Your product is unique. It has its own set of challenges. Don’t work with engineers trying to figure out how to use CAD software or our protocols, or design and development will drag on for a long time!
There is usually a logic process that needs to be followed (example below).
- PCB Logic Design Process
Designers and engineers should be able to explain it to you. If they can’t give you examples of similar projects and the typically followed steps, it’s a sign that you’re about to work with the wrong people.
- DFM (Design for Manufacturing)
The more unique your product is, the more important good DFM advice is. Any improvements completed in the design phase will cost less time and money than in subsequent phases.
Part of this analysis can be simplified to a checklist – here are some examples.
- -Can we reduce the number of components?
- -Can we find ways to simplify the design and reduce costs?
- -Can we make assembly easier and thus increase efficiency and quality?
- -What materials are most appropriate?
- -How can certain elements be miniaturized?.
In addition, a good designer or engineer can review your product design, often with many questions and comments, simply by drawing from their past experience interacting with Chinese manufacturers.
Preventing Design-Related Defects
Most quality problems found in this area come either from design or manufacturing. Poor design can lead to many problems that may only appear after 6 or 12 months of use.
The more robust the design, the less likely you will experience quality problems. But what makes a sturdy design? It simply means that it will be more forgiving of variations in manufacturing conditions and that defects will be less likely to occur.
Assume that critical operations depend on physical and/or chemical processes. There is always an optimal operating window (in green below). For example, the parameters might be pressure and temperature in the injection molding machine.

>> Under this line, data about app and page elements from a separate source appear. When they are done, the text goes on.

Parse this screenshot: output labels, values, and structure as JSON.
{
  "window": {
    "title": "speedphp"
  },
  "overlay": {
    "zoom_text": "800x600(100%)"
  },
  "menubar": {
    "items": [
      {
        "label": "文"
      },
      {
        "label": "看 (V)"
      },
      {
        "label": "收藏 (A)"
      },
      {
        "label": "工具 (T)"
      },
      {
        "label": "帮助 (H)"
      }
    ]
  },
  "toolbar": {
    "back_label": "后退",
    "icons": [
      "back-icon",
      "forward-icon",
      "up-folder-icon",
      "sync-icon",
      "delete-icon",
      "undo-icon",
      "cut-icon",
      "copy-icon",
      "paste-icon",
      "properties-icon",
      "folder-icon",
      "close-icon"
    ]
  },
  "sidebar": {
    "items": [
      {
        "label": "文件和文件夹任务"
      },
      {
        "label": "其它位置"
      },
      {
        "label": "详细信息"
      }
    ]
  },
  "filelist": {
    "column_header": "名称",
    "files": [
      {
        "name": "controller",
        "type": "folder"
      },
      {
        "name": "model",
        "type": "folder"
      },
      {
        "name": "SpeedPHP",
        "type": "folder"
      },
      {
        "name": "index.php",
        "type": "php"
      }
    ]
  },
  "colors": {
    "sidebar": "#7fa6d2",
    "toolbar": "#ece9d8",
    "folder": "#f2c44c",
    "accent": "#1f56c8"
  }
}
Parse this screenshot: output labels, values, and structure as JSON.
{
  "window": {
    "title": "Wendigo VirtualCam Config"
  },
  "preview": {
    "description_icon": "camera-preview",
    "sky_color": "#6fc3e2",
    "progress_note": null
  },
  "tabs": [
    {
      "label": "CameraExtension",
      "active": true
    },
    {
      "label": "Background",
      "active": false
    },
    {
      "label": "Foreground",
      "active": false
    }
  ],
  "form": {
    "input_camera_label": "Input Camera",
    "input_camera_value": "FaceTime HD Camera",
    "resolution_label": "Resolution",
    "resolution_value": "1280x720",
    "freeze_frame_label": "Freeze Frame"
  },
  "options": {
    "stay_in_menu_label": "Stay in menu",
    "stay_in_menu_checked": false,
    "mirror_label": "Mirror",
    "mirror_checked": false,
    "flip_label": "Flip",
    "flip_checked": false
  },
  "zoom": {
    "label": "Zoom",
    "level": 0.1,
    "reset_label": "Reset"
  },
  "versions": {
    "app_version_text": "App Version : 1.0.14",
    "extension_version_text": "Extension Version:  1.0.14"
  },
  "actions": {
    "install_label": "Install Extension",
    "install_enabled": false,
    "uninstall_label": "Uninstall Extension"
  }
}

If the optimal operating window is small, small variations (which may be unavoidable) will lead to quality problems. Also, if the manufacturer finds this phenomenon, they will not be held responsible when you complain to the customer.
Manufacturing and Testing Processes
You need to design your product, give it shape (prototype), and test it. Also, someone needs to start the design process and test it.
We have seen buyers force their manufacturers to speed up to the point where they start assembling the product without thinking about the assembly steps, training the operators, and preparing any inspection/testing process.
In these cases, everything goes wrong, and shipments are very late.
How to avoid skipping important preparation steps in a hurry? Start work while validating the final prototype and making the tools. This takes some planning and coordination but is worth the extra work.
These are just a few considerations you need to consider when designing and engineering work that will affect the cost, quality, and success of the final product in the marketplace. Once again, make sure you work with experienced people and allocate the right resources.
Manufacturing Products in China Conclusion
I’ve heard many people say, “How to manufacture a new product in China. We never know where it’s going”. If you don’t plan hard, you let an untested manufacturer do all the development work. It’s very wrong.
Your product is new, and you will have to deal with the associated risks (technology selection, market acceptance ….)
You will need to repeat this process three years later when you successfully brought your innovative product to market and develop its second (or third) version. You may decide to simplify some aspects of the design and spend more engineering time in one key area. You may take steps to prevent certain risks and take time to plan the next step. You may even switch to a more appropriate plant type.
If this is the first time you manufacture a product in China, this process might seem very scary. Ideally, When you first start a new product manufacturing project, you will have (mostly) done all of this (mostly) correctly. That’s the goal of this article. But- it can be a long journey. As a product sourcing company, we can help if you need any help to manufacture a product in China.